Welcome back to How’d They Do That? In this series, we check out behind the scenes stills and video from the making of some of cinema’s greatest! Event Cinemas “In The House” cult film program continues this Friday with a personal favourite of mine – Donnie Darko.
The film truly fits the mold of a cult classic – with quirky characters, an almost incomprehensible time travel plot, and a creepy fellow in a bunny suit. Donnie Darko is a film that is watchable again and again – with each additional viewing providing more insight into the ‘Philosophy of Time Travel’, and Donnie’s role within the Tangent universe.
Be thankful folks, because its amazing that this film even got made. Donnie Darko was made for an insane $4.5 million dollars and was shot in 28 days (eerily reminiscent of the time frame in which the film is set). Writer/Director Richard Kelly was only 26 when he made the film. You know who else was instrumental in getting the film made (and a theatrical release!)? – producer Drew Barrymore. Her involvement in the film allowed Kelly to raise his budget and cast other well known actors like Noah Wyle and Patrick Swayze. The below photo is of Kelly on set – fitting right in with his high school set.
While he’s fantastic in the film, Jake Gyllenhaal was one of many actors considered for the role. Initially Vince Vaughn was approached but turned it down due to his age (smart move). Jason Schwartzman was eventually cast, but ended up dropping out due to scheduling conflicts. Maggie Gyllenhaal was cast not only based on her performance in Cecil B. DeMented, but also for the natural sibling rivalry she would be able to bring to the role, working along her real brother.
I love the Smurf conversation Donnie and his friends have. Its kind of one of those scenes that conveys real teenager conversations – in this case, a deeply irrelevant dive into Smurf sexuality. To ensure this scene ended up in the film, Kelly contacted Smurf’s creator Peyo for his permission. Peyo surprisingly granted permission, because even though the conversation was profanity ridden, Donnie’s understand of Smurf sexuality was evidently correct.
After an incredibly short production schedule, Donnie Darko finally hit theatres, timed unfortunately for a few weeks after 9/11. This had two major impacts:
- The original poster for the film featured the films title in a font that was described as ‘too arabic’. Subsequent posters had a much plainer font – but the film keeps its title card in the same font as the original poster

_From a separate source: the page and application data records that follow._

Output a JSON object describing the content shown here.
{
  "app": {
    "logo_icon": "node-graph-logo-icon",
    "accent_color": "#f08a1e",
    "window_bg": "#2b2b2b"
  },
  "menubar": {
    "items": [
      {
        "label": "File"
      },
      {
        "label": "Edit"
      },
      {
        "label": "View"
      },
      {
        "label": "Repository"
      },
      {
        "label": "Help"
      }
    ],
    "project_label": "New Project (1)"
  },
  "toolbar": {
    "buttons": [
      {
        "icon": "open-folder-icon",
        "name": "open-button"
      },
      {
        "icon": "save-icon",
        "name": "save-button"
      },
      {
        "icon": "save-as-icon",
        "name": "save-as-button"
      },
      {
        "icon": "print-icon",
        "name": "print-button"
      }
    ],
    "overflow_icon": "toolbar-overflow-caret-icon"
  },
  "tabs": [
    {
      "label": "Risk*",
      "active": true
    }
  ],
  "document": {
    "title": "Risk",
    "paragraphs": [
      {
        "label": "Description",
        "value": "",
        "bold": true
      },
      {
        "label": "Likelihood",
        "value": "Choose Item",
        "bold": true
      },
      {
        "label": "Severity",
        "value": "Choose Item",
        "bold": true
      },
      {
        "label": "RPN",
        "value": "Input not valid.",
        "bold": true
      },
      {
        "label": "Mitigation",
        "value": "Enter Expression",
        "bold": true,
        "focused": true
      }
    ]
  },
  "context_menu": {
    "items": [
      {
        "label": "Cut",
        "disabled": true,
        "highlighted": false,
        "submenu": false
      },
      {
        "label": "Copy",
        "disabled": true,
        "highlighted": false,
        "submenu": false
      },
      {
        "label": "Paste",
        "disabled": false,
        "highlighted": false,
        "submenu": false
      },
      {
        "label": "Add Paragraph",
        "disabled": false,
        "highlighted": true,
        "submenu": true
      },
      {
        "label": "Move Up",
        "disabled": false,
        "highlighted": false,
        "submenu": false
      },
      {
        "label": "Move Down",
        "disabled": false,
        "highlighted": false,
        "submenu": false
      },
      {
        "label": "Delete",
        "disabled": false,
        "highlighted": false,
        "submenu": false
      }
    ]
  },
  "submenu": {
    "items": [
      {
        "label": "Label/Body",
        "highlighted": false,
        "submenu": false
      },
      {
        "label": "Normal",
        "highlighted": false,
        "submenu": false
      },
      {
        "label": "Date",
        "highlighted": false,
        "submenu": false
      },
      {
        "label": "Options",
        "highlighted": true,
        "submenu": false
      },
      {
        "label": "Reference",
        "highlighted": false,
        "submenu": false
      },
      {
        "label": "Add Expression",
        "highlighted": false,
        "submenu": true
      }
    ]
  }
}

- Unfortunately audiences weren’t too thrilled to see a dark movie with a jet engine disaster at it’s core so close to 9/11. The film made only $515,000 in its initial release.
Due to its frosty reception in the US, the film wasn’t release in international markets for almost a year. While timing wasn’t on the film’s side, the mystery and complexity of the plot sucked audiences in subsequent video release. Millions discussed the truth behind the film on the Internet. Word of mouth helped the film in international markets, and a theatre in NYC played the film at midnight for 28 months straight! This was the beginning of the cult of Darko.
Unfortunately, there is limited behind the scenes footage/stills from the making of Donnie Darko, but check out this B-Roll footage from the production of the film.
Whilst there are plenty of websites that hold all the answers to the puzzle that is Donnie Darko, for those first timers I stress that you dive straight into the film again and again, until you can understand and comprehend whats going on. Donnie Darko is one of those films that I can watch over and over and every time get something new out of it. Its a true testament to Richard Kelly direction and his ability to tell this hauntingly amazing story.
Don’t forget, you too have the chance to jump back into the Tangent universe and experience Donnie Darko they way that many of us have never experienced it – on the big screen – at Event Cinema’s George St on Friday 5th August. Get your tickets below!